Share this post


Link to post
Share on other sites

Just my opinion but I don't think it'll work until we get rid of these expensive race engine and I think if we don't go to LT small block you buy for 1500 with computer control they turn 7000 RPM all day used and make over 300 horsepower and can be checked with a plugged in scanner to see if there's any cheating then but until we get modern and quit using 60 year old Motors that we have to pay $6,000 to race minimum not looking good for the average guy be able to race much longer

A low cost spec engine to reduce high priced race engine costs. Now where did I hear that before? Oh ya, i think its called a crate engine. And now look at this low cost racing. 10K - 15K engines. Hell just a few more thousand and your back to super late model engines.

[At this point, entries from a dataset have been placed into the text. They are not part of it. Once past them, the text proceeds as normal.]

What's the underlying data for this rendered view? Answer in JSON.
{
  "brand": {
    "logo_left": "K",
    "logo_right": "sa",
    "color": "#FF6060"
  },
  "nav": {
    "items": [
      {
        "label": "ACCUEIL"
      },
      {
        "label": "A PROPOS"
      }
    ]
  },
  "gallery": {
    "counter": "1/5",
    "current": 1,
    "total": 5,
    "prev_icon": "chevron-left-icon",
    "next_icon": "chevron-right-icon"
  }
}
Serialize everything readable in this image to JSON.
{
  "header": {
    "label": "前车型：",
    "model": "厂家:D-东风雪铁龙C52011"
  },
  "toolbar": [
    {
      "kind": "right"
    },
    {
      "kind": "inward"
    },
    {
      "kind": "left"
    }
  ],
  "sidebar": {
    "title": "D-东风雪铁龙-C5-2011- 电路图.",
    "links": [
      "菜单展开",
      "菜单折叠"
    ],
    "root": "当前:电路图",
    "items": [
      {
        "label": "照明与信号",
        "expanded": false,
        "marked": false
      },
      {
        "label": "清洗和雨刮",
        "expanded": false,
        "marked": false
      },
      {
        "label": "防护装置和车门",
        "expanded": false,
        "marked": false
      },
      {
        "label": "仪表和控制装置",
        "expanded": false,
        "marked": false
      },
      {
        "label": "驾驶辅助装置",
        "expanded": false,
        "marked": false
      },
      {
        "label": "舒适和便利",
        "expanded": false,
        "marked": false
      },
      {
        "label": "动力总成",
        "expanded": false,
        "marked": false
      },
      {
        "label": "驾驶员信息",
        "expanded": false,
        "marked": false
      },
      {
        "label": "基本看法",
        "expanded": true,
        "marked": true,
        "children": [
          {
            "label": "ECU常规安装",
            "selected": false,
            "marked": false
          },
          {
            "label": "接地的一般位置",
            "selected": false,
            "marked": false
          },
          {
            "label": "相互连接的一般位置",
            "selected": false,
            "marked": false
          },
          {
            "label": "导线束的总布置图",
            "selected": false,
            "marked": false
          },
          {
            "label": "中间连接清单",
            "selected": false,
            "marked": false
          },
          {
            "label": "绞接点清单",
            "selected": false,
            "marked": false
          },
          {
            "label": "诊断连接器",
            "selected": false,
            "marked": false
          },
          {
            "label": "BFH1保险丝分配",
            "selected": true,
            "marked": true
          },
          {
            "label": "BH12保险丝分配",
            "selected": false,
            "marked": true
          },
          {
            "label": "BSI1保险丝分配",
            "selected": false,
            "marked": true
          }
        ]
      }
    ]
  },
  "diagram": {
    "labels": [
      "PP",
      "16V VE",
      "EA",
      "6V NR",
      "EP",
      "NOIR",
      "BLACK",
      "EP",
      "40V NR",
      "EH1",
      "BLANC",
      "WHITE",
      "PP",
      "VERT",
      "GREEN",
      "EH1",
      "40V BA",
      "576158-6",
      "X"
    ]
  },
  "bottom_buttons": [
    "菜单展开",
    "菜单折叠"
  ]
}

While i understand your point, the comment was made earlier that racers will spend way more then they should one way or another. Trying to make rules to keep them from doing so has and will never work. If a racer bitches because the cost of class A is too high then they should race a cheaper one that fits their budget. You cant make a class based on the racers budget because every one has a different amount of capitol. Me personally i like the built motor option because i could piece together an engine over time in my garage. But thats just me (and now I have a crate, ironic). There really is no one sure fire answer to all of this. But i do suggest that for those that are serious about making racing in Texas work, go to another state to a known successful track and look at how thing work. Watch the races, tech, look at the stands, watch the scheduling, as many aspects of it as you can take in, then compare to what you have BEEN doing and then see if you dont have ideas of what you can do to make an improvement. Just my 2 cents folks.

Share this post


Link to post
Share on other sites

Create an account or sign in to comment

You need to be a member in order to leave a comment

Create an account

Sign up for a new account in our community. It's easy!

Register a new account

Sign in

Already have an account? Sign in here.

Sign In Now

  • advertisement_alt
  • advertisement_alt
  • advertisement_alt


×